  1. Thanks for this encouragement Ron. I have 6 boys so I take any advice/suggestions I can get. Being fully present is something that God has been really working with me on lately.

    "Children know when you’re not really being attentive." It seems as if they have special radar! There's a definite payoff when our kids know that they have our complete attention.

  2. Good words! I love the concept of sharing wisdom and not just solutions. As a mom of two grown sons, that really resonates with me. As to any advice I'd add? Here's 3 things: 1) We told the boys that they're doing chores not just to help the family, but that some day they're be in charge of their own place and they'd need to know how to take care of a home and possibly be responsible for a family. Sometimes, it would be tough sledding to get them on board, but eventually it paid off. Our daughters in law have told us that they're VERY thankful for our *Husband 101 Training*, as we called it. :) 2) If the boys wanted to do something or go somewhere as teens, our principle was "Make it easy for me to say yes". That way, they'd do the work of planning and tell us who they'd be with, how much it would cost, if they'd need a ride and when, etc. They knew our values and learned to plan activities that would align accordingly. And, it's so much fun to say YES to your kids…they could see that we enjoyed saying yes…and it became a really big part of our lives. 3) Learn to relate to your older kids, especially boys as brothers in Christ. Let them pray FOR you or lead worship songs if that's their thing… or give a devotional. Could be informally while camping or regularly at the dinner table. Modeling humility and a culture of learning is huge for boys and it creates a healthy vulnerability. One last thing… I remember my hubby teaching the boys to "avert their eyes" with sexy TV commercials came on during football games. They made it a game of their own to see who could dive for the remote first and change the channel. Rich times together then…reaping the joy of grandparenting now. It truly is …grand! :)

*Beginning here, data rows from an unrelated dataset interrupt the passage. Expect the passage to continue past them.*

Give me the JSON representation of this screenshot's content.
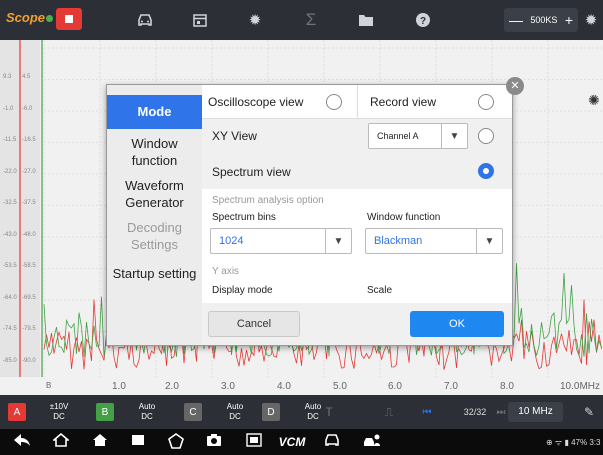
{
  "app": {
    "logo_text": "Scope"
  },
  "toolbar": {
    "icons": [
      "stop-icon",
      "car-icon",
      "calendar-icon",
      "gear-icon",
      "sigma-icon",
      "folder-icon",
      "help-icon",
      "settings-icon"
    ],
    "timebase_value": "500KS",
    "minus_label": "—",
    "plus_label": "+"
  },
  "plot": {
    "y_labels_a": [
      "9.3",
      "-1.0",
      "-11.5",
      "-22.0",
      "-32.5",
      "-43.0",
      "-53.5",
      "-64.0",
      "-74.5",
      "-85.0"
    ],
    "y_labels_b": [
      "4.5",
      "-6.0",
      "-16.5",
      "-27.0",
      "-37.5",
      "-48.0",
      "-58.5",
      "-69.5",
      "-79.5",
      "-90.0"
    ],
    "x_labels": [
      "1.0",
      "2.0",
      "3.0",
      "4.0",
      "5.0",
      "6.0",
      "7.0",
      "8.0",
      "10.0MHz"
    ],
    "x_start_label": "B"
  },
  "channels": [
    {
      "tag": "A",
      "range": "±10V",
      "coupling": "DC",
      "color": "#e53935"
    },
    {
      "tag": "B",
      "range": "Auto",
      "coupling": "DC",
      "color": "#43a047"
    },
    {
      "tag": "C",
      "range": "Auto",
      "coupling": "DC",
      "color": "#666666"
    },
    {
      "tag": "D",
      "range": "Auto",
      "coupling": "DC",
      "color": "#666666"
    }
  ],
  "channel_bar": {
    "page": "32/32",
    "frequency": "10 MHz"
  },
  "status_bar": {
    "text": "47% 3:3"
  },
  "dialog": {
    "sidebar": {
      "mode": "Mode",
      "window_function": "Window function",
      "waveform_generator": "Waveform Generator",
      "decoding_settings": "Decoding Settings",
      "startup_setting": "Startup setting"
    },
    "oscilloscope_view": "Oscilloscope view",
    "record_view": "Record view",
    "xy_view": "XY View",
    "xy_channel": "Channel A",
    "spectrum_view": "Spectrum view",
    "spectrum_option_label": "Spectrum analysis option",
    "spectrum_bins_label": "Spectrum bins",
    "spectrum_bins_value": "1024",
    "window_function_label": "Window function",
    "window_function_value": "Blackman",
    "y_axis_label": "Y axis",
    "display_mode_label": "Display mode",
    "scale_label": "Scale",
    "cancel": "Cancel",
    "ok": "OK",
    "selected_mode": "Spectrum view"
  },
  "navbar": {
    "icons": [
      "back-icon",
      "home-icon",
      "house-icon",
      "recents-icon",
      "vci-icon",
      "camera-icon",
      "screenshot-icon",
      "vcm-icon",
      "car-icon",
      "user-car-icon"
    ],
    "vcm_label": "VCM"
  }
}
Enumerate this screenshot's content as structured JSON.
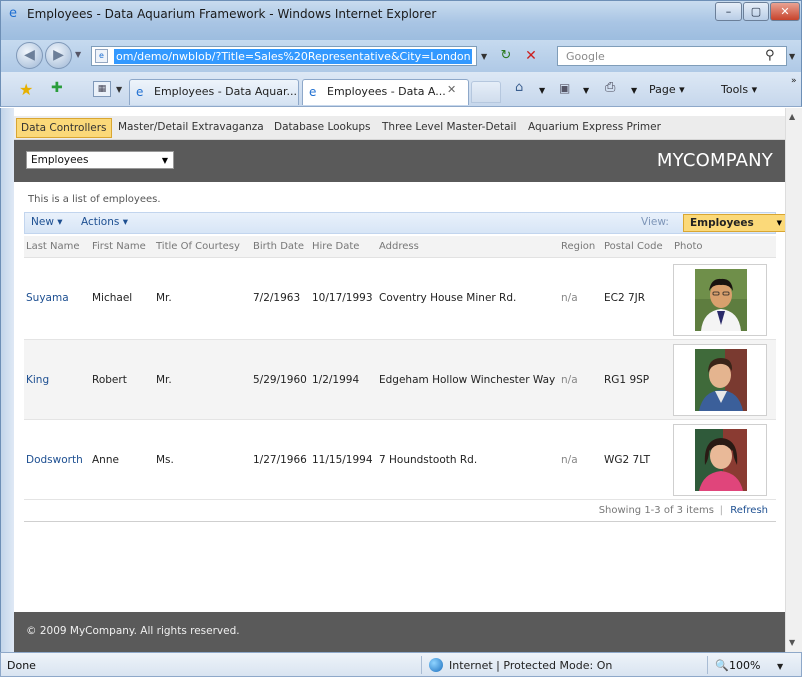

  3. Thanks for the words of wisdom. As the father of 3 amazing boys, I am always looking for insight how to be the best dad I can be. You only get one shot & I don’t want to blow it. Very thankful my wife forwarded this to me!

  4. Last week I heard someone say pray for your children to have wisdom to learn this school year. I liked it and have been doing it ever since. I pray with my boys and already feel it's made a difference. It's going to be a great school year. I like your points but especially the one on wisdom—not to give your boys answers but help them find their own. Thanks Ron.

  5. I have one son-he's a peanut still just a baby,but I am thinking a lot about how to be a mom to a son. I get my daughter, but my son- uh not a clue. So I asked my husband ( he's the kind of man I want Ezra to become) what do I do to be a good mom to a boy. His answer surprised me. He said, "it's not in you to neglect him or ignore him, so pursue your own happiness." Sometimes we try so hard, work so much at correcting and guiding, that we can forget that families were also meant to be fun! When I am run down, I am not the kind of mother I want to be and can be. Now there are those who ignore their children, who don't remember to sacrifice and put personal needs second sometimes, but they are not likely to be reading an article like this one. Remember the last time you flew somewhere? -put you oxygen mask on first, then put one on your child. It's the same principle.
    I thought this was a great article.

  6. I forwarded this post to my husband and several of my friends who have boys. Good stuff! Helps keep me grounded in the tough stuff to know I am on the right track.
    Twitter: KariScare

  7. Hello

    Wonderful blog post on boys.
    We have 8 children 4 girls and
    4 boys.

    I find to being open and honest
    with them is very good. They all
    know they can come to us for any

    Which I'm so glad because our
    daughter is due in August it will
    be our first grand baby if things
    go ok.

  8. Great post!! As a single mom who has raised 3 boys into young men of 22, 19, & 16, you are right on for moms or dads. Unfortunately, my ex abandoned them when they were very young & never had contact. One thing I've always told my guys is that 'I'm here, no matter what, through the good & the bad & everything between'–all kids need to know that but I think boys do even more because they often feel they need to 'prove themselves' or stand alone being tough.

    It also helps to learn how to drywall…then you don't have to worry about them 'playing ball in the house'…or in my case, hockey!! 😉

  9. With a new grandson only 12 hours old, I will share this blog with his parents.

    Great suggestions, and as mother to both a daughter and son, they can apply to both:)

    Thanks Ron, great reading to start my first official Grandma day!

    • Yea! And, congratulations. They tell me the love of being a grandparent is beyond explanation. Look forward to it some day!

  10. As the parent of two boys, 3.5 years old and a 1.5 year old, I really appreciate the advice. Part of me wanted to raise a girl, but I'm so excited to have boys now. Nothing against women, but I think what the world needs is more godly men. And little boys are the only things that God turns into men.

    • Thanks Loren. You're right. Nothing wrong with girls. I do wish I'd had one, but wouldn't trade my boys in for one. Just would have to have had more kids I guess :)